Many people look forward to the change of seasons. Sadly, for another beleaguered group of individuals, the changing seasons signal something more unpleasant, uncomfortable and trying. Anyone with seasonal allergy symptoms will understand this to be allergy season, and along with that are many physical developments that need to be managed. Understanding seasonal allergy symptoms is the first step in their control and eventual eradication.
Cold or allergies? It’s the age-old question. In some ways, the reason doesn’t much matter — you feel rotten either way. Seasonal allergies produce symptoms that are very cold-like. Runny nose, sneezing, and congested and painful sinuses can signal the onset of allergies or the common cold. Symptoms also may affect the eyes, which often become itchy and watery upon exposure to the allergen.

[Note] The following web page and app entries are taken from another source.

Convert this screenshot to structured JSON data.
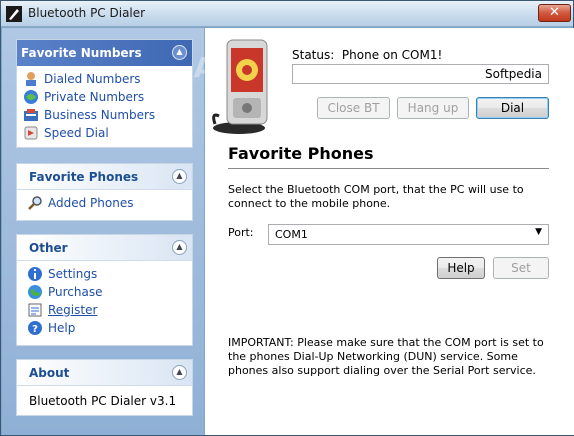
{
  "window": {
    "title": "Bluetooth PC Dialer"
  },
  "watermark": "SOFTPEDIA",
  "sidebar": {
    "favorite_numbers": {
      "title": "Favorite Numbers",
      "items": [
        {
          "label": "Dialed Numbers",
          "icon": "dialed-numbers-icon"
        },
        {
          "label": "Private Numbers",
          "icon": "private-numbers-icon"
        },
        {
          "label": "Business Numbers",
          "icon": "business-numbers-icon"
        },
        {
          "label": "Speed Dial",
          "icon": "speed-dial-icon"
        }
      ]
    },
    "favorite_phones": {
      "title": "Favorite Phones",
      "items": [
        {
          "label": "Added Phones",
          "icon": "search-icon"
        }
      ]
    },
    "other": {
      "title": "Other",
      "items": [
        {
          "label": "Settings",
          "icon": "info-icon"
        },
        {
          "label": "Purchase",
          "icon": "globe-icon"
        },
        {
          "label": "Register",
          "icon": "register-icon"
        },
        {
          "label": "Help",
          "icon": "help-icon"
        }
      ]
    },
    "about": {
      "title": "About",
      "text": "Bluetooth PC Dialer v3.1"
    }
  },
  "main": {
    "status_label": "Status:",
    "status_value": "Phone on COM1!",
    "number_field": "Softpedia",
    "buttons": {
      "close_bt": "Close BT",
      "hang_up": "Hang up",
      "dial": "Dial",
      "help": "Help",
      "set": "Set"
    },
    "heading": "Favorite Phones",
    "description": "Select the Bluetooth COM port, that the PC will use to connect to the mobile phone.",
    "port_label": "Port:",
    "port_value": "COM1",
    "important": "IMPORTANT: Please make sure that the COM port is set to the phones Dial-Up Networking (DUN) service. Some phones also support dialing over the Serial Port service."
  },
  "colors": {
    "accent": "#1f4ea8",
    "header_dark": "#4a74bf",
    "sidebar_bg": "#9fbde0"
  }
}
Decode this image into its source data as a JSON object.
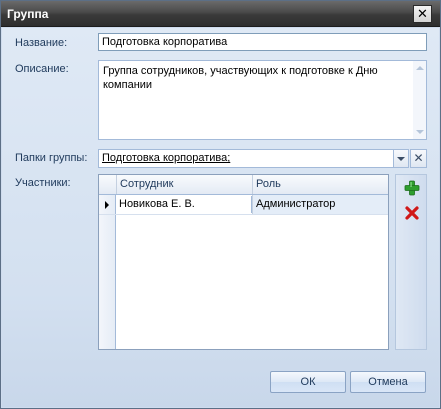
{
  "window": {
    "title": "Группа",
    "close_glyph": "✕"
  },
  "form": {
    "name_label": "Название:",
    "name_value": "Подготовка корпоратива",
    "description_label": "Описание:",
    "description_value": "Группа сотрудников, участвующих к подготовке к Дню компании",
    "folders_label": "Папки группы:",
    "folders_value": "Подготовка корпоратива;",
    "folders_clear_glyph": "✕",
    "members_label": "Участники:"
  },
  "members_grid": {
    "columns": [
      "Сотрудник",
      "Роль"
    ],
    "rows": [
      {
        "employee": "Новикова Е. В.",
        "role": "Администратор"
      }
    ],
    "ellipsis_glyph": "···"
  },
  "side_actions": {
    "add_icon": "plus-icon",
    "delete_icon": "delete-x-icon"
  },
  "buttons": {
    "ok": "ОК",
    "cancel": "Отмена"
  },
  "colors": {
    "add": "#2e9e2e",
    "delete": "#d01818"
  }
}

Causes of seasonal allergy symptoms are many. Allergies may feel like a cold, but are the result of an environmental irritant, not of a virus. Many things can cause seasonal allergy symptoms to occur. The irritant can come from an indoor or outdoor allergen source. Pollen, dust mites, pet dander, mold, mildew, leaves and grasses all have the potentially same effect in people so predisposed. In these cases, the body's immune system views the allergen as it would a harmful infection and sends out the attack. Once exposed to the allergen, it takes mere minutes for the body to send out helper chemicals, including histamines that cause the uncomfortable symptoms.

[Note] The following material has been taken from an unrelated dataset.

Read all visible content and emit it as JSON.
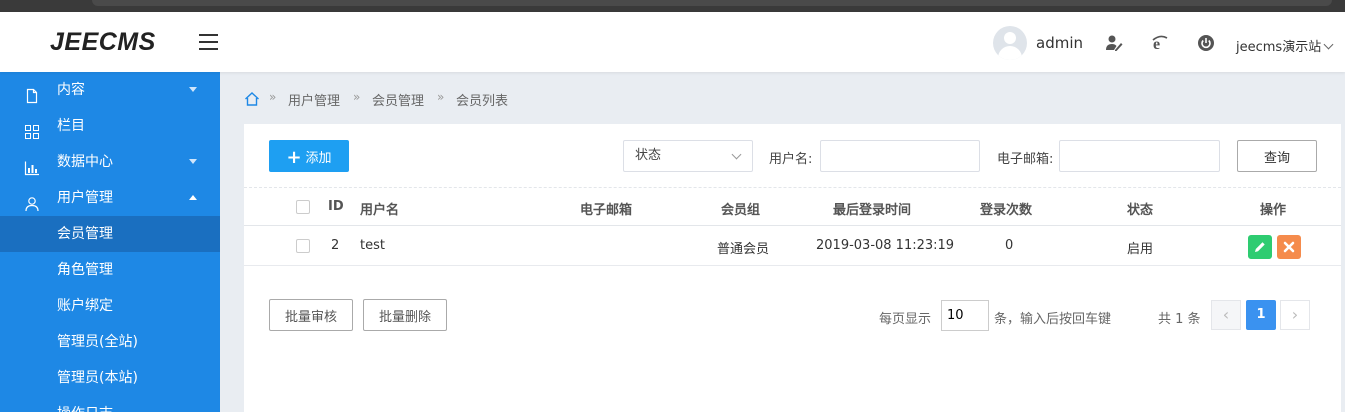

Seasonal allergies are common. If you have seasonal allergies, do not be dismayed. You are not alone. The Mayo Clinic states that approximately 20 percent of people are affected by seasonal allergies.
Seasonal allergy symptoms can occur any time. You may think that the change of seasons is the only time you should be experiencing allergic symptoms. That is not true. In fact, seasonal allergy symptoms like watery eyes, runny nose, headache, sneezing and even congested sinuses can happen any time of year, all year, or wax and wane with peaks in the spring, summer and fall.

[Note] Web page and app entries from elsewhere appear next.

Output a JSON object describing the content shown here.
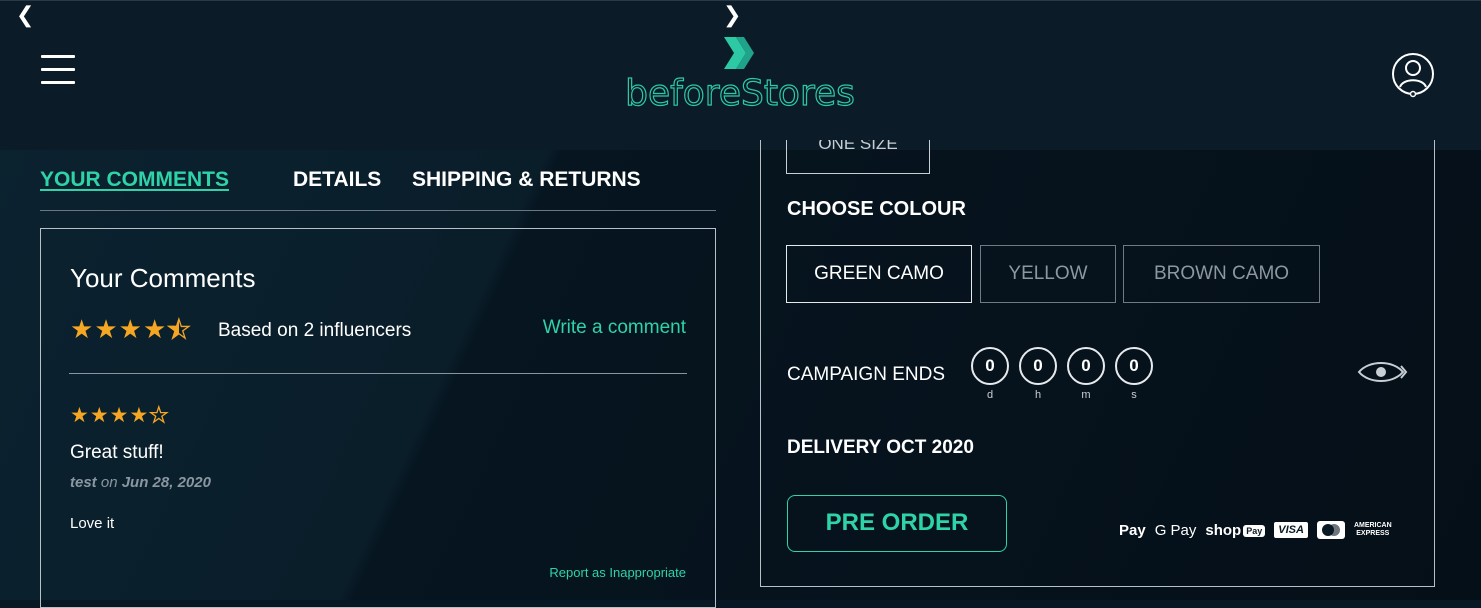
{
  "nav": {
    "prev_arrow": "❮",
    "next_arrow": "❯"
  },
  "header": {
    "logo_text": "beforeStores",
    "logo_icon": "double-chevron-right-icon",
    "menu_icon": "hamburger-menu-icon",
    "account_icon": "user-account-icon"
  },
  "tabs": [
    {
      "label": "YOUR COMMENTS",
      "active": true
    },
    {
      "label": "DETAILS",
      "active": false
    },
    {
      "label": "SHIPPING & RETURNS",
      "active": false
    }
  ],
  "comments": {
    "title": "Your Comments",
    "rating": 4.5,
    "based_on": "Based on 2 influencers",
    "write_link": "Write a comment",
    "review": {
      "rating": 4,
      "title": "Great stuff!",
      "author": "test",
      "on": "on",
      "date": "Jun 28, 2020",
      "body": "Love it",
      "report_link": "Report as Inappropriate"
    }
  },
  "product": {
    "size_option": "ONE SIZE",
    "choose_colour_label": "CHOOSE COLOUR",
    "colours": [
      {
        "label": "GREEN CAMO",
        "selected": true
      },
      {
        "label": "YELLOW",
        "selected": false
      },
      {
        "label": "BROWN CAMO",
        "selected": false
      }
    ],
    "campaign_label": "CAMPAIGN ENDS",
    "countdown": [
      {
        "value": "0",
        "unit": "d"
      },
      {
        "value": "0",
        "unit": "h"
      },
      {
        "value": "0",
        "unit": "m"
      },
      {
        "value": "0",
        "unit": "s"
      }
    ],
    "delivery": "DELIVERY OCT 2020",
    "preorder_label": "PRE ORDER",
    "payment_methods": {
      "apple": "Pay",
      "google": "G Pay",
      "shop": "shop",
      "shop_badge": "Pay",
      "visa": "VISA",
      "amex_line1": "AMERICAN",
      "amex_line2": "EXPRESS"
    }
  },
  "colors": {
    "accent": "#2ed3a8",
    "background": "#071824",
    "star": "#f5a623"
  }
}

There's hope for seasonal allergy sufferers. Fortunately, you can do many things you can do to alleviate your symptoms. Be certain you get checked out by your physician and obtain a proper diagnosis before treating for seasonal allergy symptoms. Medicating yourself unnecessarily is wasteful and potentially harmful.